libraries | play | information | media | policy | culture


Is an Hour Enough to Save Everyone's World?

Just got back from a lunchtime walk during which I was approached by three college-age people, each asking for two minutes of my time to solicit my support and funding for, respectively, Save the Children, gay and lesbian marriage rights, and Greenpeace. Along the way I was also asked by two homeless people for money.

All five encounters physically reinforce the relentless images of crisis and desperation confronting us in our mediated society. In the face of such need and the natural fear it engenders of being in need, it's a wonder more of us aren't either hardened or crippled into inaction.


Steve said...

But most people are indeed hardened to these kind of approaches. The approach on the street is classically a matter of yield. The positive response is a very small percentage, so you approach a large number of people overall. But most people just walk on by and act as if you are invisible. (I have done this enough times for various political causes to be familiar with the dynamic).
People who are homeless or just begging for money become even more invisible than those who work for various causes. The usual justification is something along the lines of: they will only use the money to buy alcohol. I remember being struck by something I once heard from former Surgeon General C. Everett Koop (a HIGHLY conservative individual). He was asked about the distasteful situation of a homeless person coming up and asking for money, and he said that he always gave money to them. The interviewer, shocked, asked if he didn't think that the money would just go to alcohol or drugs. Koop responded that if a person could bring himself to asking total strangers for money on the street, then whatever the reason, he was in desperate straights, and Koop felt that it wasn't up to him to look into the man's life and soul to judge or assume motivation and character. He was just responding to the desperation.
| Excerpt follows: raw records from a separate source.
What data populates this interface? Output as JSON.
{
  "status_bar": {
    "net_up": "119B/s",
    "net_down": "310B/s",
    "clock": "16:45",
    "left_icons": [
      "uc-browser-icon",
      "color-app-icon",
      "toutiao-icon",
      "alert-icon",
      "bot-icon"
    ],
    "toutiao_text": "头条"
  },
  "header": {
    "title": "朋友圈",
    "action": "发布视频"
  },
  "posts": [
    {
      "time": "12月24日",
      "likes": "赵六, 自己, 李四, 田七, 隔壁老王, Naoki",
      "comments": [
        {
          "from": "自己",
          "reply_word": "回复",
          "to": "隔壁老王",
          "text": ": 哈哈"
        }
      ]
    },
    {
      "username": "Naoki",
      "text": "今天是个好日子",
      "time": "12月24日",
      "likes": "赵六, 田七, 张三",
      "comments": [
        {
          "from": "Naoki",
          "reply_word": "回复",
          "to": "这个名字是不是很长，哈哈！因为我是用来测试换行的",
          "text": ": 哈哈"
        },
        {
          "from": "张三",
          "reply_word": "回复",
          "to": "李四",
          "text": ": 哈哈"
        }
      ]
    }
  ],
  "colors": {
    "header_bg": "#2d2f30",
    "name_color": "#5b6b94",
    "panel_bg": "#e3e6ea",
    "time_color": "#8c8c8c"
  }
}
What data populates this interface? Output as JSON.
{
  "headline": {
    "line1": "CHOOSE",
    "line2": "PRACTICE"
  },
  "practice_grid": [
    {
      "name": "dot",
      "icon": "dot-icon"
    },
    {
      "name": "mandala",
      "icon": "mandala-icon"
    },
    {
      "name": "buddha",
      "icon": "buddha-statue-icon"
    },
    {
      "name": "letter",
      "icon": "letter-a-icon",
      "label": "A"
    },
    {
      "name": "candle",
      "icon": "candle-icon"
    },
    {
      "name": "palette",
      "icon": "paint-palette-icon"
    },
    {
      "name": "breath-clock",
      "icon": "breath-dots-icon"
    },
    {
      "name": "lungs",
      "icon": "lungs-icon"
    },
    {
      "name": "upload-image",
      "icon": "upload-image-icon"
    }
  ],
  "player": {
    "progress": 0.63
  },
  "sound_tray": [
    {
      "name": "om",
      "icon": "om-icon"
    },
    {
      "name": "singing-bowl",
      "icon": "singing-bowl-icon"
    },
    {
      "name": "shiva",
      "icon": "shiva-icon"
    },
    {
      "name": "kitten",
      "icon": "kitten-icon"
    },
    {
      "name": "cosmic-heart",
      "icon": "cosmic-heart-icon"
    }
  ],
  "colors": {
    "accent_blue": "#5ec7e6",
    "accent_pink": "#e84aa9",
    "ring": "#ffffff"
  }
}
porpentine11 said...

Koop's response is great. I tend to give money to as many people as I can. At one point, I had become well known among the homeless in my neighborhood and my response to those who complained the money went to drugs or alcohol was always: if I were homeless, I'd want to be as wasted as possible." As a graduate student, I had this discussion with a person who presented herself as a Marxist and said that it was the fault of the homeless that they were homeless. I responded, "I thought you were a Marxist," and a person with whom I could converse was gone. Apparently, telling a Marxist that she is speaking like a Reagonite is bad etiquette.

librarian@play said...

Doesn't Terry Eagleton drive a Jaguar? If not, at least he dresses better than any Marxist should.